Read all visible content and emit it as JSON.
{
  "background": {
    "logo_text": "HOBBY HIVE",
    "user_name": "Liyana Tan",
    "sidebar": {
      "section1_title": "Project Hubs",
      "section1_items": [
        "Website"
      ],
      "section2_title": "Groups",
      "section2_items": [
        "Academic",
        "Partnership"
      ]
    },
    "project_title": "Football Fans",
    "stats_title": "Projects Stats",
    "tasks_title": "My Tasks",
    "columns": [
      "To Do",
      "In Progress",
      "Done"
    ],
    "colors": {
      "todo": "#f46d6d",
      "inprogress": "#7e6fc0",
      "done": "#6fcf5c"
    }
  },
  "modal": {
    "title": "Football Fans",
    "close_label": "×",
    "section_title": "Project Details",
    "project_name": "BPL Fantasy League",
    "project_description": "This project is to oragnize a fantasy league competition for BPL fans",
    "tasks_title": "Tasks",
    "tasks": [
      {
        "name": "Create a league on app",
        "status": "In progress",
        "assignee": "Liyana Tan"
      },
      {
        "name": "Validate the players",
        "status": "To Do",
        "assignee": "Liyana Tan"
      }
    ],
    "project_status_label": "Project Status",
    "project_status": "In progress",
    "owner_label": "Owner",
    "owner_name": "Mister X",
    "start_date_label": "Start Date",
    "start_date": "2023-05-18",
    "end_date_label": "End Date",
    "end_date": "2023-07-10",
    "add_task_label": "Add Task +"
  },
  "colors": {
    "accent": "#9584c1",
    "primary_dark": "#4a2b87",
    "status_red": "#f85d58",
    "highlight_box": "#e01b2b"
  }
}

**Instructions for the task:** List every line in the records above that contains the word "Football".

**Response below:**
    "project_title": "Football Fans",
    "title": "Football Fans",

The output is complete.